▶ **EXERCISE AIM**: Print the records below exactly, with no pictures.

▶ **GIVEN RECORDS**:
********************
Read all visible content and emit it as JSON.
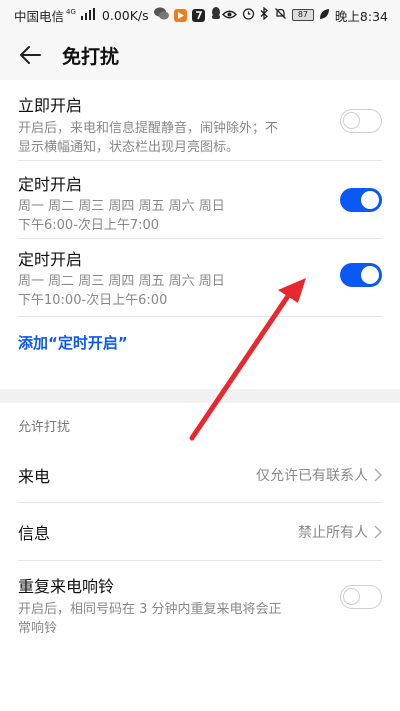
{
  "status_bar": {
    "carrier": "中国电信",
    "network_tag": "4G",
    "speed": "0.00K/s",
    "battery": "87",
    "time": "晚上8:34"
  },
  "toolbar": {
    "title": "免打扰"
  },
  "immediate": {
    "title": "立即开启",
    "desc_line1": "开启后，来电和信息提醒静音，闹钟除外；不",
    "desc_line2": "显示横幅通知，状态栏出现月亮图标。",
    "enabled": false
  },
  "schedules": [
    {
      "title": "定时开启",
      "days": "周一 周二 周三 周四 周五 周六 周日",
      "time": "下午6:00-次日上午7:00",
      "enabled": true
    },
    {
      "title": "定时开启",
      "days": "周一 周二 周三 周四 周五 周六 周日",
      "time": "下午10:00-次日上午6:00",
      "enabled": true
    }
  ],
  "add_schedule_label": "添加“定时开启”",
  "allow_section": {
    "header": "允许打扰",
    "calls": {
      "label": "来电",
      "value": "仅允许已有联系人"
    },
    "messages": {
      "label": "信息",
      "value": "禁止所有人"
    },
    "repeat_calls": {
      "title": "重复来电响铃",
      "desc_line1": "开启后，相同号码在 3 分钟内重复来电将会正",
      "desc_line2": "常响铃",
      "enabled": false
    }
  },
  "colors": {
    "accent": "#0a59f7",
    "annotation_arrow": "#e8282e"
  }
}
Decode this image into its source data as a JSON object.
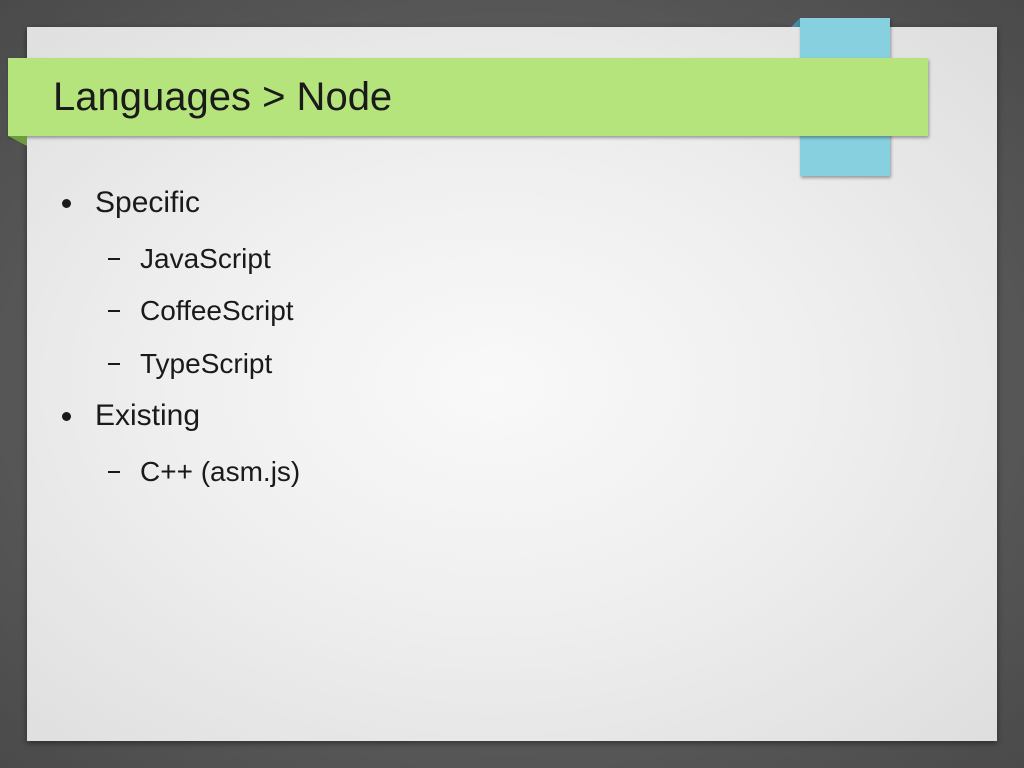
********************
▶ **EXERCISE ANSWER**:
Read all visible content and emit it as JSON.
{
  "status_bar": {
    "carrier": "中国电信",
    "network_tag": "4G",
    "speed": "0.00K/s",
    "battery": "87",
    "time": "晚上8:34"
  },
  "toolbar": {
    "title": "免打扰"
  },
  "immediate": {
    "title": "立即开启",
    "desc_line1": "开启后，来电和信息提醒静音，闹钟除外；不",
    "desc_line2": "显示横幅通知，状态栏出现月亮图标。",
    "enabled": false
  },
  "schedules": [
    {
      "title": "定时开启",
      "days": "周一 周二 周三 周四 周五 周六 周日",
      "time": "下午6:00-次日上午7:00",
      "enabled": true
    },
    {
      "title": "定时开启",
      "days": "周一 周二 周三 周四 周五 周六 周日",
      "time": "下午10:00-次日上午6:00",
      "enabled": true
    }
  ],
  "add_schedule_label": "添加“定时开启”",
  "allow_section": {
    "header": "允许打扰",
    "calls": {
      "label": "来电",
      "value": "仅允许已有联系人"
    },
    "messages": {
      "label": "信息",
      "value": "禁止所有人"
    },
    "repeat_calls": {
      "title": "重复来电响铃",
      "desc_line1": "开启后，相同号码在 3 分钟内重复来电将会正",
      "desc_line2": "常响铃",
      "enabled": false
    }
  },
  "colors": {
    "accent": "#0a59f7",
    "annotation_arrow": "#e8282e"
  }
}
Decode this image into its source data as a JSON object.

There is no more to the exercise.